*** Opening GIVEN DATA ***
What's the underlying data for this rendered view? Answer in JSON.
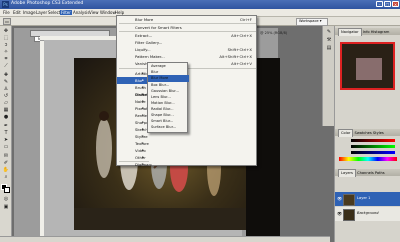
{
  "window": {
    "title": "Adobe Photoshop CS3 Extended"
  },
  "menubar": [
    "File",
    "Edit",
    "Image",
    "Layer",
    "Select",
    "Filter",
    "Analysis",
    "View",
    "Window",
    "Help"
  ],
  "options_bar": {
    "workspace_label": "Workspace ▾"
  },
  "document": {
    "tab_label": "NEW_Pictu...",
    "info_label": "@ 25% (RGB/8)"
  },
  "filter_menu": {
    "items": [
      {
        "label": "Blur More",
        "shortcut": "Ctrl+F"
      },
      {
        "sep": true
      },
      {
        "label": "Convert for Smart Filters"
      },
      {
        "sep": true
      },
      {
        "label": "Extract...",
        "shortcut": "Alt+Ctrl+X"
      },
      {
        "label": "Filter Gallery..."
      },
      {
        "label": "Liquify...",
        "shortcut": "Shift+Ctrl+X"
      },
      {
        "label": "Pattern Maker...",
        "shortcut": "Alt+Shift+Ctrl+X"
      },
      {
        "label": "Vanishing Point...",
        "shortcut": "Alt+Ctrl+V"
      },
      {
        "sep": true
      },
      {
        "label": "Artistic",
        "submenu": true
      },
      {
        "label": "Blur",
        "submenu": true,
        "highlight": true
      },
      {
        "label": "Brush Strokes",
        "submenu": true
      },
      {
        "label": "Distort",
        "submenu": true
      },
      {
        "label": "Noise",
        "submenu": true
      },
      {
        "label": "Pixelate",
        "submenu": true
      },
      {
        "label": "Render",
        "submenu": true
      },
      {
        "label": "Sharpen",
        "submenu": true
      },
      {
        "label": "Sketch",
        "submenu": true
      },
      {
        "label": "Stylize",
        "submenu": true
      },
      {
        "label": "Texture",
        "submenu": true
      },
      {
        "label": "Video",
        "submenu": true
      },
      {
        "label": "Other",
        "submenu": true
      },
      {
        "sep": true
      },
      {
        "label": "Digimarc",
        "submenu": true
      }
    ]
  },
  "blur_menu": {
    "items": [
      {
        "label": "Average"
      },
      {
        "label": "Blur"
      },
      {
        "label": "Blur More",
        "highlight": true
      },
      {
        "label": "Box Blur..."
      },
      {
        "label": "Gaussian Blur..."
      },
      {
        "label": "Lens Blur..."
      },
      {
        "label": "Motion Blur..."
      },
      {
        "label": "Radial Blur..."
      },
      {
        "label": "Shape Blur..."
      },
      {
        "label": "Smart Blur..."
      },
      {
        "label": "Surface Blur..."
      }
    ]
  },
  "panels": {
    "navigator_tabs": [
      "Navigator",
      "Info",
      "Histogram"
    ],
    "color_tabs": [
      "Color",
      "Swatches",
      "Styles"
    ],
    "layers_tabs": [
      "Layers",
      "Channels",
      "Paths"
    ],
    "layers": [
      {
        "name": "Layer 1",
        "selected": true
      },
      {
        "name": "Background",
        "selected": false
      }
    ]
  },
  "colors": {
    "title_blue": "#2f54a0",
    "highlight": "#2f62b5",
    "nav_frame": "#dd2222"
  }
}
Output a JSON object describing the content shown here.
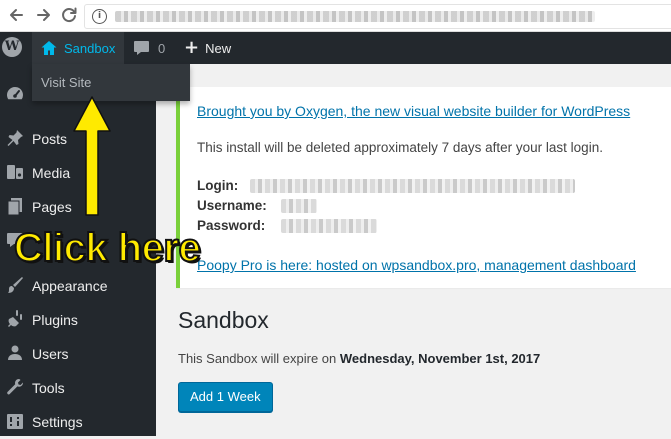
{
  "adminbar": {
    "site_name": "Sandbox",
    "comments_count": "0",
    "new_label": "New",
    "dropdown_item": "Visit Site"
  },
  "sidebar": {
    "items": [
      {
        "label": "Posts",
        "icon": "pin-icon"
      },
      {
        "label": "Media",
        "icon": "media-icon"
      },
      {
        "label": "Pages",
        "icon": "pages-icon"
      },
      {
        "label": "Appearance",
        "icon": "brush-icon"
      },
      {
        "label": "Plugins",
        "icon": "plug-icon"
      },
      {
        "label": "Users",
        "icon": "user-icon"
      },
      {
        "label": "Tools",
        "icon": "wrench-icon"
      },
      {
        "label": "Settings",
        "icon": "settings-icon"
      }
    ]
  },
  "notice": {
    "link1": "Brought you by Oxygen, the new visual website builder for WordPress",
    "info": "This install will be deleted approximately 7 days after your last login.",
    "login_label": "Login:",
    "username_label": "Username:",
    "password_label": "Password:",
    "link2": "Poopy Pro is here: hosted on wpsandbox.pro, management dashboard"
  },
  "main": {
    "title": "Sandbox",
    "expire_prefix": "This Sandbox will expire on ",
    "expire_date": "Wednesday, November 1st, 2017",
    "add_button": "Add 1 Week"
  },
  "annotation": {
    "text": "Click here",
    "color": "#ffea00"
  },
  "colors": {
    "adminbar_bg": "#23282d",
    "link": "#0073aa",
    "button": "#0085ba",
    "notice_border": "#7ad03a",
    "site_name": "#00b9eb"
  }
}
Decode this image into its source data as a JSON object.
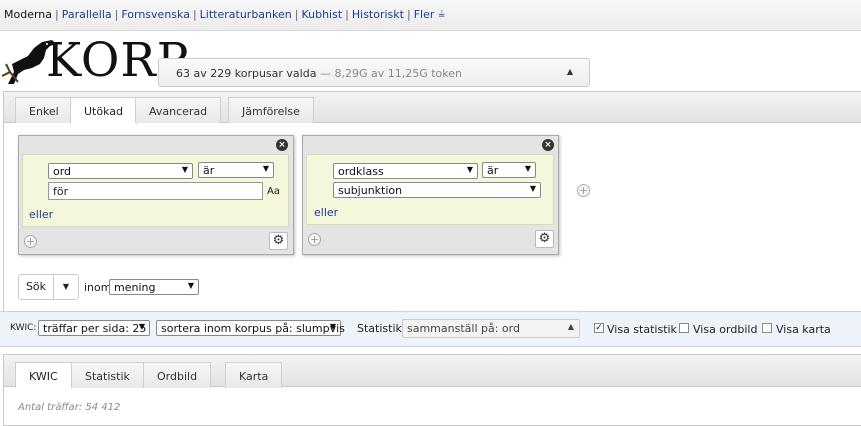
{
  "topnav": {
    "items": [
      {
        "label": "Moderna",
        "current": true
      },
      {
        "label": "Parallella"
      },
      {
        "label": "Fornsvenska"
      },
      {
        "label": "Litteraturbanken"
      },
      {
        "label": "Kubhist"
      },
      {
        "label": "Historiskt"
      },
      {
        "label": "Fler"
      }
    ],
    "more_icon": "double-chevron-down-icon"
  },
  "logo": {
    "text": "KORP"
  },
  "corpus": {
    "selected_text": "63 av 229 korpusar valda",
    "tokens_text": "— 8,29G av 11,25G token"
  },
  "query_tabs": [
    "Enkel",
    "Utökad",
    "Avancerad",
    "Jämförelse"
  ],
  "tokens": [
    {
      "attribute": "ord",
      "operator": "är",
      "value": "för",
      "case_label": "Aa",
      "or_label": "eller"
    },
    {
      "attribute": "ordklass",
      "operator": "är",
      "value": "subjunktion",
      "or_label": "eller"
    }
  ],
  "search": {
    "button_label": "Sök",
    "within_label": "inom",
    "within_value": "mening"
  },
  "options": {
    "kwic_label": "KWIC:",
    "hits_per_page": "träffar per sida: 25",
    "sort": "sortera inom korpus på: slumpvis",
    "stats_label": "Statistik:",
    "stats_value": "sammanställ på: ord",
    "show_stats": "Visa statistik",
    "show_wordpic": "Visa ordbild",
    "show_map": "Visa karta"
  },
  "result_tabs": [
    "KWIC",
    "Statistik",
    "Ordbild",
    "Karta"
  ],
  "results": {
    "count_text": "Antal träffar: 54 412"
  }
}
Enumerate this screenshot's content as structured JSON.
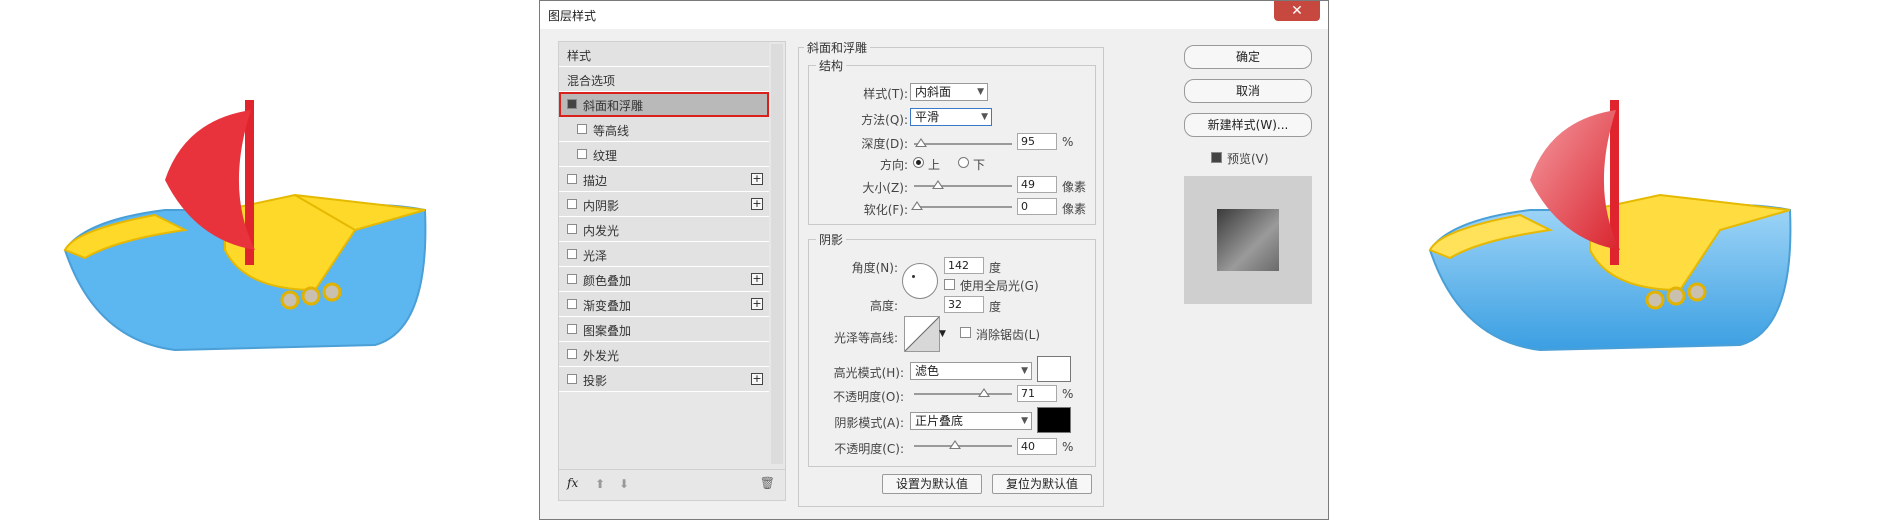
{
  "dialog": {
    "title": "图层样式",
    "close": "✕"
  },
  "styles_list": {
    "header": "样式",
    "blend": "混合选项",
    "items": [
      {
        "label": "斜面和浮雕",
        "checked": true,
        "plus": false,
        "selected": true
      },
      {
        "label": "等高线",
        "checked": false,
        "plus": false,
        "sub": true
      },
      {
        "label": "纹理",
        "checked": false,
        "plus": false,
        "sub": true
      },
      {
        "label": "描边",
        "checked": false,
        "plus": true
      },
      {
        "label": "内阴影",
        "checked": false,
        "plus": true
      },
      {
        "label": "内发光",
        "checked": false,
        "plus": false
      },
      {
        "label": "光泽",
        "checked": false,
        "plus": false
      },
      {
        "label": "颜色叠加",
        "checked": false,
        "plus": true
      },
      {
        "label": "渐变叠加",
        "checked": false,
        "plus": true
      },
      {
        "label": "图案叠加",
        "checked": false,
        "plus": false
      },
      {
        "label": "外发光",
        "checked": false,
        "plus": false
      },
      {
        "label": "投影",
        "checked": false,
        "plus": true
      }
    ],
    "footer_fx": "fx",
    "footer_icons": [
      "fx-icon",
      "move-up-icon",
      "move-down-icon",
      "trash-icon"
    ]
  },
  "bevel": {
    "section": "斜面和浮雕",
    "structure": "结构",
    "style_label": "样式(T):",
    "style_value": "内斜面",
    "method_label": "方法(Q):",
    "method_value": "平滑",
    "depth_label": "深度(D):",
    "depth_value": "95",
    "depth_unit": "%",
    "direction_label": "方向:",
    "direction_up": "上",
    "direction_down": "下",
    "size_label": "大小(Z):",
    "size_value": "49",
    "size_unit": "像素",
    "soften_label": "软化(F):",
    "soften_value": "0",
    "soften_unit": "像素"
  },
  "shading": {
    "section": "阴影",
    "angle_label": "角度(N):",
    "angle_value": "142",
    "angle_unit": "度",
    "global_light": "使用全局光(G)",
    "altitude_label": "高度:",
    "altitude_value": "32",
    "altitude_unit": "度",
    "gloss_label": "光泽等高线:",
    "antialias": "消除锯齿(L)",
    "highlight_label": "高光模式(H):",
    "highlight_value": "滤色",
    "highlight_color": "#ffffff",
    "hl_opacity_label": "不透明度(O):",
    "hl_opacity_value": "71",
    "hl_opacity_unit": "%",
    "shadow_label": "阴影模式(A):",
    "shadow_value": "正片叠底",
    "shadow_color": "#000000",
    "sh_opacity_label": "不透明度(C):",
    "sh_opacity_value": "40",
    "sh_opacity_unit": "%"
  },
  "buttons": {
    "set_default": "设置为默认值",
    "reset_default": "复位为默认值",
    "ok": "确定",
    "cancel": "取消",
    "new_style": "新建样式(W)...",
    "preview": "预览(V)"
  }
}
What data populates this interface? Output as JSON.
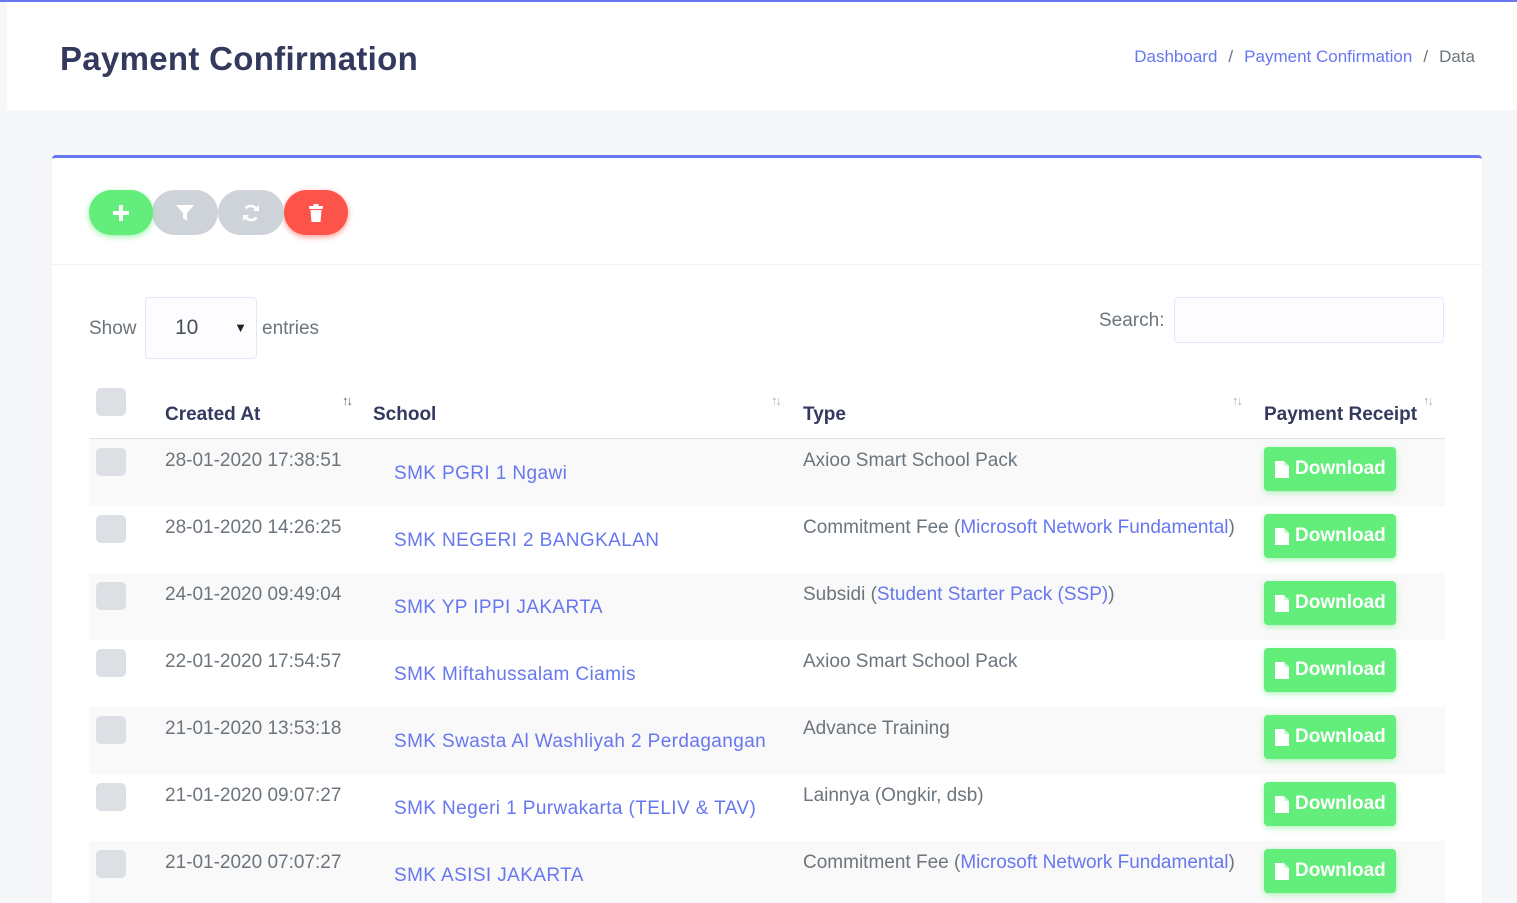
{
  "header": {
    "title": "Payment Confirmation",
    "breadcrumb": [
      "Dashboard",
      "Payment Confirmation",
      "Data"
    ],
    "breadcrumb_sep": "/"
  },
  "toolbar": {
    "buttons": [
      {
        "name": "add-button",
        "icon": "plus-icon",
        "color": "#63ed7a"
      },
      {
        "name": "filter-button",
        "icon": "filter-icon",
        "color": "#cdd3d8"
      },
      {
        "name": "refresh-button",
        "icon": "refresh-icon",
        "color": "#cdd3d8"
      },
      {
        "name": "delete-button",
        "icon": "trash-icon",
        "color": "#fc544b"
      }
    ]
  },
  "controls": {
    "show_label": "Show",
    "entries_value": "10",
    "entries_label": "entries",
    "search_label": "Search:",
    "search_value": ""
  },
  "table": {
    "columns": [
      "Created At",
      "School",
      "Type",
      "Payment Receipt"
    ],
    "download_label": "Download",
    "rows": [
      {
        "created_at": "28-01-2020 17:38:51",
        "school": "SMK PGRI 1 Ngawi",
        "type": "Axioo Smart School Pack",
        "type_link": "",
        "type_suffix": ""
      },
      {
        "created_at": "28-01-2020 14:26:25",
        "school": "SMK NEGERI 2 BANGKALAN",
        "type": "Commitment Fee (",
        "type_link": "Microsoft Network Fundamental",
        "type_suffix": ")"
      },
      {
        "created_at": "24-01-2020 09:49:04",
        "school": "SMK YP IPPI JAKARTA",
        "type": "Subsidi (",
        "type_link": "Student Starter Pack (SSP)",
        "type_suffix": ")"
      },
      {
        "created_at": "22-01-2020 17:54:57",
        "school": "SMK Miftahussalam Ciamis",
        "type": "Axioo Smart School Pack",
        "type_link": "",
        "type_suffix": ""
      },
      {
        "created_at": "21-01-2020 13:53:18",
        "school": "SMK Swasta Al Washliyah 2 Perdagangan",
        "type": "Advance Training",
        "type_link": "",
        "type_suffix": ""
      },
      {
        "created_at": "21-01-2020 09:07:27",
        "school": "SMK Negeri 1 Purwakarta (TELIV & TAV)",
        "type": "Lainnya (Ongkir, dsb)",
        "type_link": "",
        "type_suffix": ""
      },
      {
        "created_at": "21-01-2020 07:07:27",
        "school": "SMK ASISI JAKARTA",
        "type": "Commitment Fee (",
        "type_link": "Microsoft Network Fundamental",
        "type_suffix": ")"
      }
    ]
  },
  "colors": {
    "primary": "#6777ef",
    "success": "#63ed7a",
    "danger": "#fc544b",
    "secondary": "#cdd3d8"
  }
}
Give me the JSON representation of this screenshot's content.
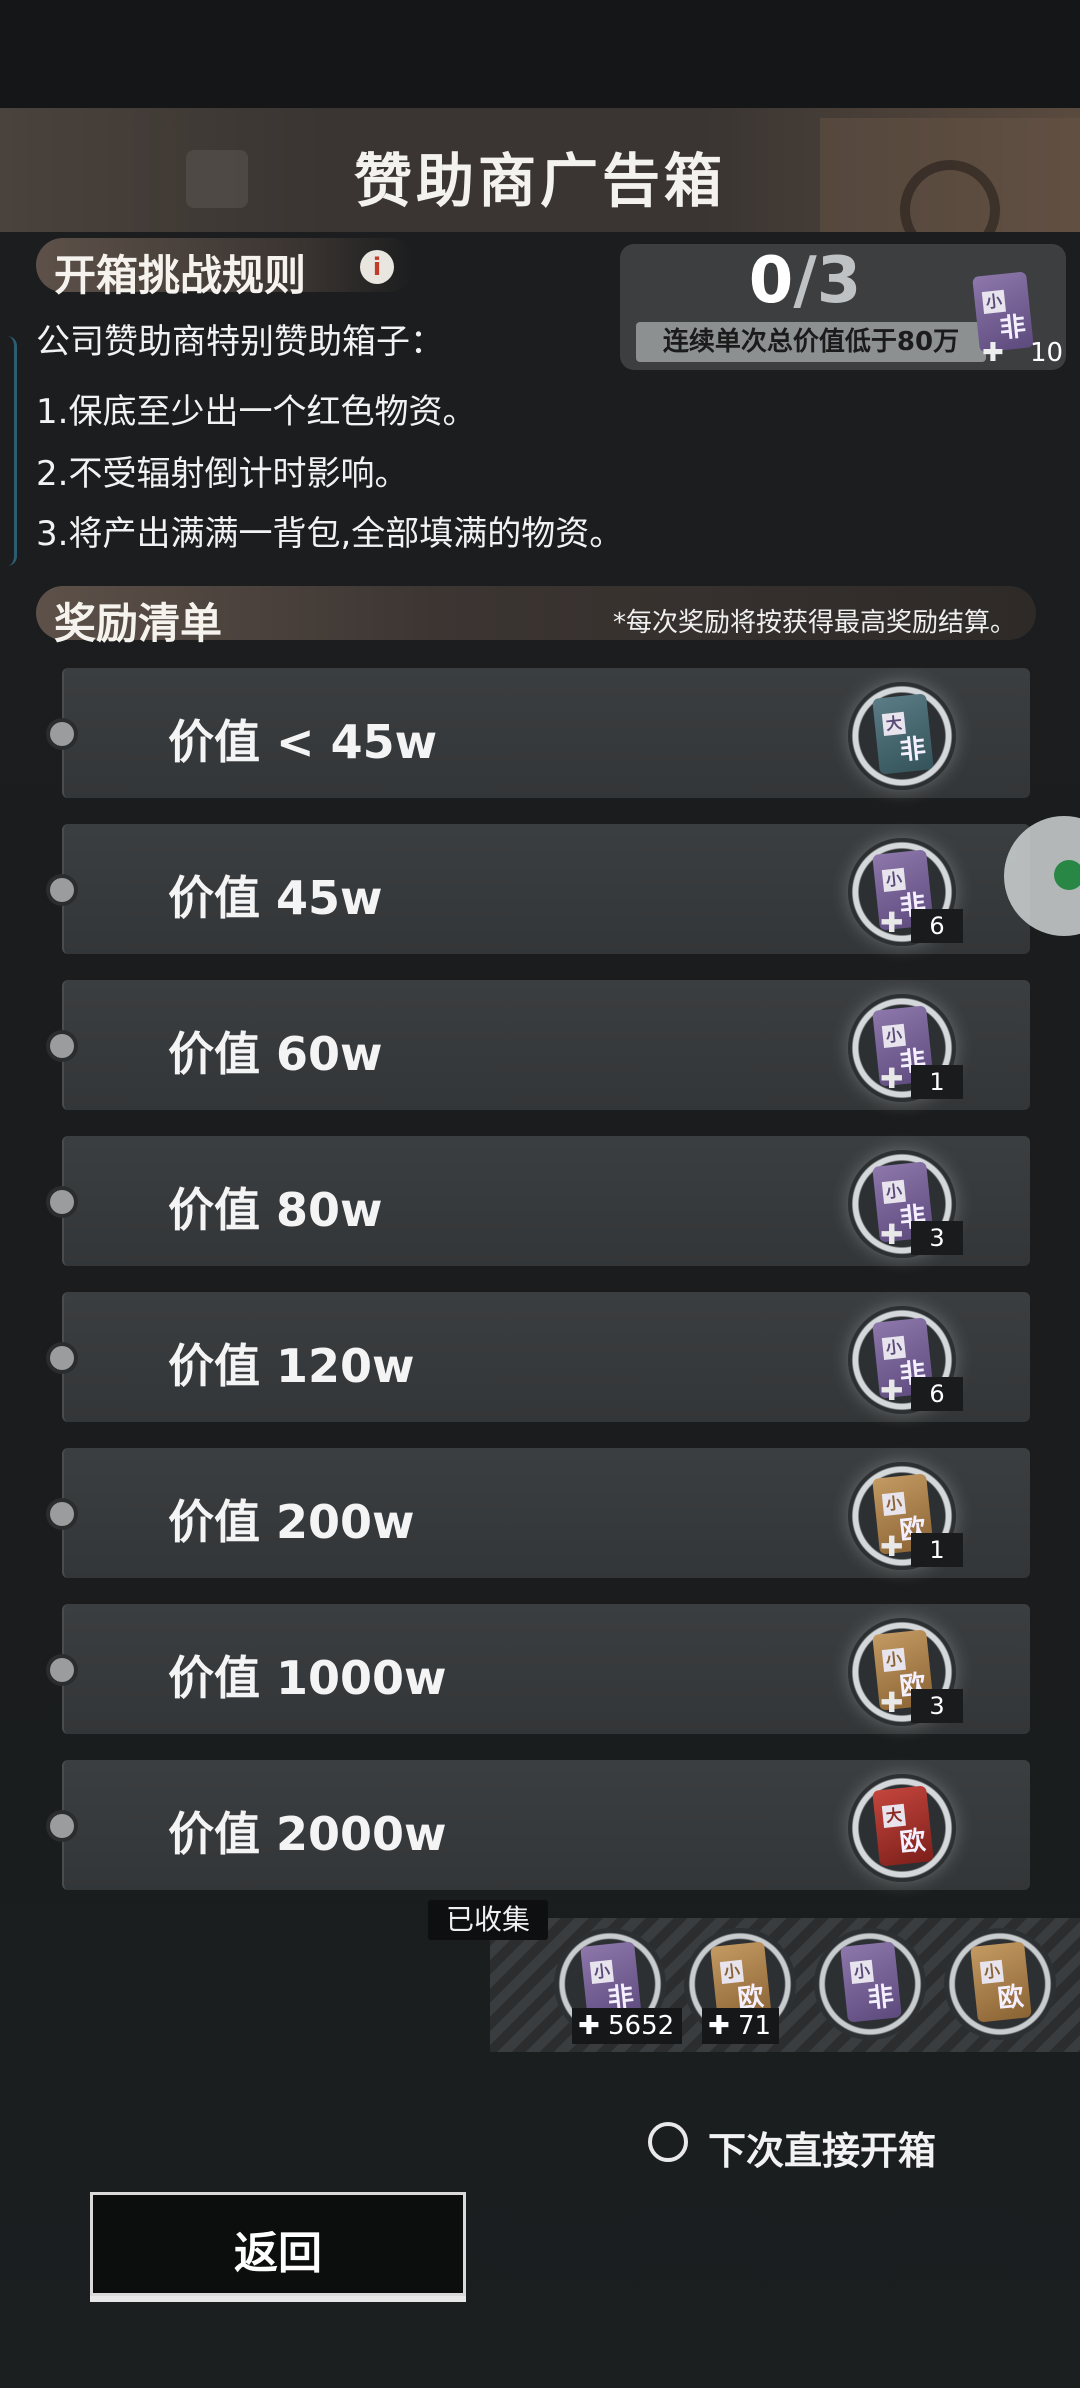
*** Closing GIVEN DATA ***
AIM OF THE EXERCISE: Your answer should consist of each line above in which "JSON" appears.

WRITTEN SOLUTION:
What's the underlying data for this rendered view? Answer in JSON.
Output a JSON object describing the content shown here.
Decode this image into its source data as a JSON object.
Enumerate this screenshot's content as structured JSON.
What data populates this interface? Output as JSON.
Give me the JSON representation of this screenshot's content.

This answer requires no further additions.